A sportsbook is a place where people can place bets on different events. These betting establishments are usually legal and licensed, but there are also some that aren’t. People who want to make money by placing bets should research the legality of a particular sportsbook before they sign up with one. This will help them avoid being scammed. In addition, they should look for a sportsbook that offers competitive odds.
The amount of wagers placed at a sportsbook varies throughout the year. Some sports have peak seasons and increase in activity, while others do not follow a set schedule. A sportsbook’s staff must be prepared to handle these peaks in demand. It’s also important to know how to pay out winning bets.
In the United States, there are many sportsbooks that offer a variety of services. These include mobile and online betting, and some even offer live streaming of games. There are also many different types of bets that can be placed, including props and future bets. These are different from regular bets because they are based on a number of factors that can change the outcome of the game.
When it comes to running a sportsbook, setting lines is one of the most important things that needs to be done correctly. This is because the lines are an integral part of attracting action on both sides of a bet. In addition, the lines should be adjusted as necessary to avoid too much money going on one side of the bet.
Another thing to consider is the vig, which is a fee charged by the bookie to cover overhead costs. It is usually around 100% to 110%, and it is a big part of the sportsbook’s profit. If the vig is too low, it will take longer to turn a profit. This can be a problem for some sportsbooks, especially smaller ones that are not as well-established.
The most successful sportsbooks are those that have the best customer service. This includes providing excellent betting options and making it easy for customers to deposit and withdraw funds. In addition, sportsbooks should treat their customers fairly and provide adequate security measures for their personal information. They should also pay out winning bets quickly and accurately.
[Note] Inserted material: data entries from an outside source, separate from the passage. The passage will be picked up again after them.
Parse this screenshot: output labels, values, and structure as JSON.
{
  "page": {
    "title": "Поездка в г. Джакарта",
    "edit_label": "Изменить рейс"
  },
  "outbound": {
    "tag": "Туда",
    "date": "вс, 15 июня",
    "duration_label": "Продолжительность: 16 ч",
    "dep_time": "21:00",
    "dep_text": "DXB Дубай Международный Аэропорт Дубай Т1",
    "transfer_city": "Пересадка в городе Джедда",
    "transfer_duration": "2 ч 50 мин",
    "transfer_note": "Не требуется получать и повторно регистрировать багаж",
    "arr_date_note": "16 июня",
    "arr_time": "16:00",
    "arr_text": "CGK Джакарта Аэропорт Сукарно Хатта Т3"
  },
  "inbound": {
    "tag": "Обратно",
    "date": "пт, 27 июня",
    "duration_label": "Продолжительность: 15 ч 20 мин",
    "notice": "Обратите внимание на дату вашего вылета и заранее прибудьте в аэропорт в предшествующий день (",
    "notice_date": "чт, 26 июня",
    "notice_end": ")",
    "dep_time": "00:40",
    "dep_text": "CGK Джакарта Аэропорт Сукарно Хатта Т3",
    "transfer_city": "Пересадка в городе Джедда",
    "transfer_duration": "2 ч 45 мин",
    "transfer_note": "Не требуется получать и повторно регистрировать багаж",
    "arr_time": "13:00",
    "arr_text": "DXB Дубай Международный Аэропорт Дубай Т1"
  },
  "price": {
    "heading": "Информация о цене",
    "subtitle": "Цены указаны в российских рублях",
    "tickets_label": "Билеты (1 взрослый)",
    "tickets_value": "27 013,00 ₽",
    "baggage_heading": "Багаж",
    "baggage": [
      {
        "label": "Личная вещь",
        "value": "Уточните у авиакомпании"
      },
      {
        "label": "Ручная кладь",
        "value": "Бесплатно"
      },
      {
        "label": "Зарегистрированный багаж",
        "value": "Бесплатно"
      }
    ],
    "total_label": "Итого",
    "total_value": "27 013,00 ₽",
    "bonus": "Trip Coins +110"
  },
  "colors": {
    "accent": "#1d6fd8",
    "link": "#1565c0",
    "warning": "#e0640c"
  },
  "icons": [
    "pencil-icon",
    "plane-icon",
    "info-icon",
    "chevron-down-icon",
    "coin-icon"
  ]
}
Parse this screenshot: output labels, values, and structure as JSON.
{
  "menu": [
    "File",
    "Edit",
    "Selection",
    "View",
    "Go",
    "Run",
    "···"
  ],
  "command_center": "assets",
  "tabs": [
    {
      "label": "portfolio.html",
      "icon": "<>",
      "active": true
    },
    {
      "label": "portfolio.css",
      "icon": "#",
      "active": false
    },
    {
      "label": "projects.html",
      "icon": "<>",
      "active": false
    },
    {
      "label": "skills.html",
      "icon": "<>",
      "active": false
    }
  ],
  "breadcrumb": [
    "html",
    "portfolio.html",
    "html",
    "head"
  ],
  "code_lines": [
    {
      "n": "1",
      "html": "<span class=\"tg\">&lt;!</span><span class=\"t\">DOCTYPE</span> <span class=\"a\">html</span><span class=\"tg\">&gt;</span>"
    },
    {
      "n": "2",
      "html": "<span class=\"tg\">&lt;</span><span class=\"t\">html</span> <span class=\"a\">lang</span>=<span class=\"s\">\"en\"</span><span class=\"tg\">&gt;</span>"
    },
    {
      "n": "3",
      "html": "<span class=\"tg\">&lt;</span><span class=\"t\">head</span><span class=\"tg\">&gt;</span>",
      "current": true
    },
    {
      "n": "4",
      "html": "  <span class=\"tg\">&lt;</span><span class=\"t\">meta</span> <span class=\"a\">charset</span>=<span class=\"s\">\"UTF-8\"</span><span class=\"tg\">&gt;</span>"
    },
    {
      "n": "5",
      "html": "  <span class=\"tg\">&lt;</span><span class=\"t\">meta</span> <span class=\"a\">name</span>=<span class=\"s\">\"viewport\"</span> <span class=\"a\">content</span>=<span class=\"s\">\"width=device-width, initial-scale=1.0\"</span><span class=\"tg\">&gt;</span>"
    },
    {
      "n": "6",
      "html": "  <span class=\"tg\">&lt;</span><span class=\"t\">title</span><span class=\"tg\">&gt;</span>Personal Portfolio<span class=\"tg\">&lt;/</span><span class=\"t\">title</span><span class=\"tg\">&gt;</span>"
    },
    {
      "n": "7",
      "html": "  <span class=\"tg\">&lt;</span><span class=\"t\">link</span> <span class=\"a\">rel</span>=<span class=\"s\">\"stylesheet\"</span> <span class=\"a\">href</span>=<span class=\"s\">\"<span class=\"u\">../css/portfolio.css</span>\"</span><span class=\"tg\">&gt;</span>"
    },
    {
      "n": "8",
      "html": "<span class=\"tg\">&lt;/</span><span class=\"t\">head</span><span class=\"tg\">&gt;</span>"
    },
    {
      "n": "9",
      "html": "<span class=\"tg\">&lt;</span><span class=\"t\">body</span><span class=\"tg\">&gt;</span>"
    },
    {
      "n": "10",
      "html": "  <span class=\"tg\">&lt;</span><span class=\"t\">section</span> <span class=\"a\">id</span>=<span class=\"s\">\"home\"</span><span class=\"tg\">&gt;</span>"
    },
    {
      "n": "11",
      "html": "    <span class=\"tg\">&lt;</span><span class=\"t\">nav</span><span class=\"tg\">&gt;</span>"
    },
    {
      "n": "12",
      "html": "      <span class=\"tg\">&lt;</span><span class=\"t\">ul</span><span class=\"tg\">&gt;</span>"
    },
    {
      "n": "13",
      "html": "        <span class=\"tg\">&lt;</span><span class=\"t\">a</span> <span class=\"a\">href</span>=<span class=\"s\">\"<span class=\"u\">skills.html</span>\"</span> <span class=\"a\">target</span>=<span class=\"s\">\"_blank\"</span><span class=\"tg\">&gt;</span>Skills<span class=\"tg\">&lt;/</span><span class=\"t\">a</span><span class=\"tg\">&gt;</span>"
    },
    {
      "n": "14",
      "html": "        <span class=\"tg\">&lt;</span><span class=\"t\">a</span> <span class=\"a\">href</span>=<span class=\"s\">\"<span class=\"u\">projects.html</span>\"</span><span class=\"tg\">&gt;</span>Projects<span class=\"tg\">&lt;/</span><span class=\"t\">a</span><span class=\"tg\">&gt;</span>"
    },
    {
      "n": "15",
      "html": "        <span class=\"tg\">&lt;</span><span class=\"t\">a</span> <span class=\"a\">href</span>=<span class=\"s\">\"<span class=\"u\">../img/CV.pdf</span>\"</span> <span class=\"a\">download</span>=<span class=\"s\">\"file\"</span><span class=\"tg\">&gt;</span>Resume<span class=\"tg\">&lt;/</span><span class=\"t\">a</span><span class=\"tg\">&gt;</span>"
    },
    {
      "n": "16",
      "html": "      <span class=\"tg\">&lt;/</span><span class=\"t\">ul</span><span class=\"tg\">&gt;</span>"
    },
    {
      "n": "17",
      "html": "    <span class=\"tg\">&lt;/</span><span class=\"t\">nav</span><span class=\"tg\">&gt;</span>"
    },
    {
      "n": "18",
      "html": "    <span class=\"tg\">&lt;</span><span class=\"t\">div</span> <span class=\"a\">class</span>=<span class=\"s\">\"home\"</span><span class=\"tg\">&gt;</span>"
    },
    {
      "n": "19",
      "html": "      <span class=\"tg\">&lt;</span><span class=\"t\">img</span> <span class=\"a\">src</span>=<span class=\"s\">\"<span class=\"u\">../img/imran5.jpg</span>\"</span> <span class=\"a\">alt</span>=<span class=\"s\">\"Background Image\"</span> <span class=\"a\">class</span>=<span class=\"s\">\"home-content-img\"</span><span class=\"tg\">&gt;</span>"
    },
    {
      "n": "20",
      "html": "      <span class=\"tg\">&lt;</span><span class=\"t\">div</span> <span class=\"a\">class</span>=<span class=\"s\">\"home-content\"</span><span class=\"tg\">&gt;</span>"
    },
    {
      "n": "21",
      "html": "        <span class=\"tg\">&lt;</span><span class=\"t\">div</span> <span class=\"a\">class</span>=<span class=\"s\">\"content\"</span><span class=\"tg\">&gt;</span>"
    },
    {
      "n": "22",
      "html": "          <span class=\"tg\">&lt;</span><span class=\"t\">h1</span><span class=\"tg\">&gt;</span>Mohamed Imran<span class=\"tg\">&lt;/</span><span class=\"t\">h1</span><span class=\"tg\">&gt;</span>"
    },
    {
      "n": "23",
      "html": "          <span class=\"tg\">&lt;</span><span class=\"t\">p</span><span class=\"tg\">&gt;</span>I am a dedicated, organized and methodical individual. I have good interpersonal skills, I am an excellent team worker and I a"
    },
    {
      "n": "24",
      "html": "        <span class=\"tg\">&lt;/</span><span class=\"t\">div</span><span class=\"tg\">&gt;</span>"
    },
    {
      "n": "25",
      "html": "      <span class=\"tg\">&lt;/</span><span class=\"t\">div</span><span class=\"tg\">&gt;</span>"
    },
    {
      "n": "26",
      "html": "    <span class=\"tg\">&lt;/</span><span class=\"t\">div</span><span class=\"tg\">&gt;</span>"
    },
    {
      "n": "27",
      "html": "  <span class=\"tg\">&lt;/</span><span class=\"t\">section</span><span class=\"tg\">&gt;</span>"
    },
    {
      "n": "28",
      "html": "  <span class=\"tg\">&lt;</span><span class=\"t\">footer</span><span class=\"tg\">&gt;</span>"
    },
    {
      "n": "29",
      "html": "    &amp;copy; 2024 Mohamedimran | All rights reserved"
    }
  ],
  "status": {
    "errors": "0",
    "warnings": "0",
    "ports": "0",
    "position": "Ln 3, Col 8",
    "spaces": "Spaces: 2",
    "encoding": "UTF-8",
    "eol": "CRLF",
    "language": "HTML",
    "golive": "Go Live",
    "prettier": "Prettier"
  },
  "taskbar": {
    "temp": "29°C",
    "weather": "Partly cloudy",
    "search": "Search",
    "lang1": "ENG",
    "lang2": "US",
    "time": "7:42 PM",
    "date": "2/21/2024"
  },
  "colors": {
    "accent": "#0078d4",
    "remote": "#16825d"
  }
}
Lastly, they should be able to offer an attractive bonus program that will attract new customers. This can be a free bet or a welcome bonus that gives players a chance to try out the sportsbook before making any real money bets. Many sportsbooks offer these promotions to boost their profits and grow their player base. Some offer high-value free bets that are worth up to $1,000. The average bettor won’t max out the bonus, but it can still be helpful to attract them. It is also important for a sportsbook to have a good reputation and a strong balance sheet. It should not lose more than it gains in a given period of time. This is particularly true when the sportsbook is a new entrant in an already-crowded market.